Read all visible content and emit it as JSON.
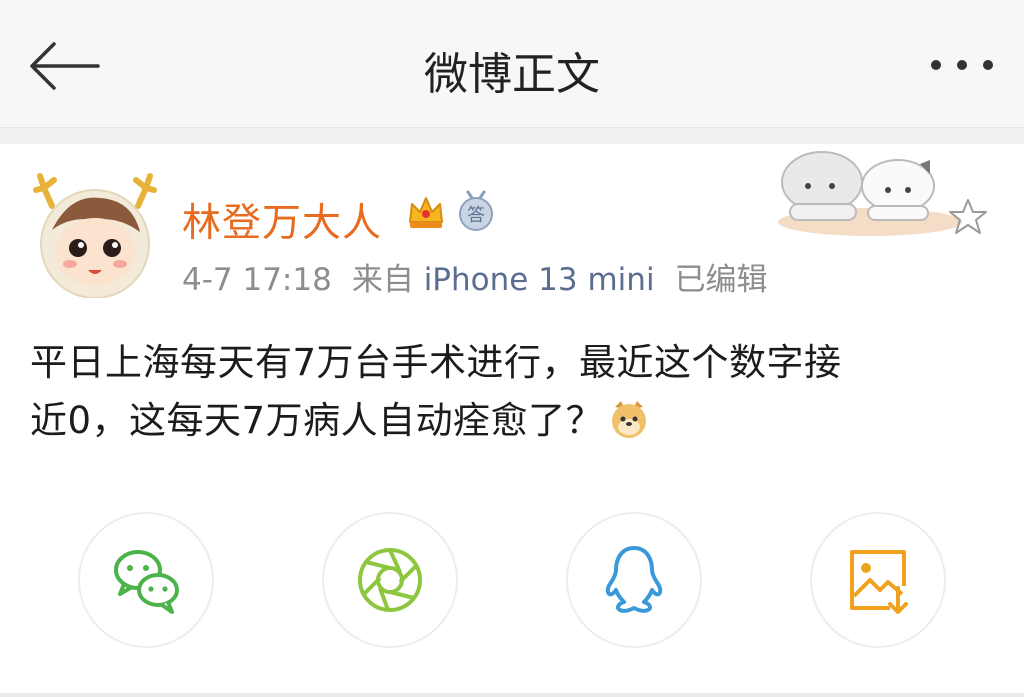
{
  "nav": {
    "title": "微博正文",
    "back_icon": "back-arrow-icon",
    "more_icon": "more-dots-icon"
  },
  "post": {
    "author": "林登万大人",
    "badges": [
      "crown-icon",
      "answer-badge-icon"
    ],
    "badge_answer_char": "答",
    "date": "4-7 17:18",
    "from_label": "来自",
    "source": "iPhone 13 mini",
    "edited": "已编辑",
    "content_lines": [
      "平日上海每天有7万台手术进行，最近这个数字接",
      "近0，这每天7万病人自动痊愈了？"
    ],
    "emoji": "doge-emoji-icon"
  },
  "share": [
    {
      "name": "wechat",
      "icon": "wechat-icon",
      "color": "#4cb24a"
    },
    {
      "name": "moments",
      "icon": "moments-aperture-icon",
      "color": "#8dc63f"
    },
    {
      "name": "qq",
      "icon": "qq-penguin-icon",
      "color": "#3a9ad9"
    },
    {
      "name": "save-image",
      "icon": "save-image-icon",
      "color": "#f0a21f"
    }
  ],
  "colors": {
    "username": "#e86b1f",
    "source": "#5b6e8f",
    "meta": "#8d8d8d",
    "text": "#1c1c1c"
  }
}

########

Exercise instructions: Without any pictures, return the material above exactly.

Exercise answer:
Read all visible content and emit it as JSON.
{
  "nav": {
    "title": "微博正文",
    "back_icon": "back-arrow-icon",
    "more_icon": "more-dots-icon"
  },
  "post": {
    "author": "林登万大人",
    "badges": [
      "crown-icon",
      "answer-badge-icon"
    ],
    "badge_answer_char": "答",
    "date": "4-7 17:18",
    "from_label": "来自",
    "source": "iPhone 13 mini",
    "edited": "已编辑",
    "content_lines": [
      "平日上海每天有7万台手术进行，最近这个数字接",
      "近0，这每天7万病人自动痊愈了？"
    ],
    "emoji": "doge-emoji-icon"
  },
  "share": [
    {
      "name": "wechat",
      "icon": "wechat-icon",
      "color": "#4cb24a"
    },
    {
      "name": "moments",
      "icon": "moments-aperture-icon",
      "color": "#8dc63f"
    },
    {
      "name": "qq",
      "icon": "qq-penguin-icon",
      "color": "#3a9ad9"
    },
    {
      "name": "save-image",
      "icon": "save-image-icon",
      "color": "#f0a21f"
    }
  ],
  "colors": {
    "username": "#e86b1f",
    "source": "#5b6e8f",
    "meta": "#8d8d8d",
    "text": "#1c1c1c"
  }
}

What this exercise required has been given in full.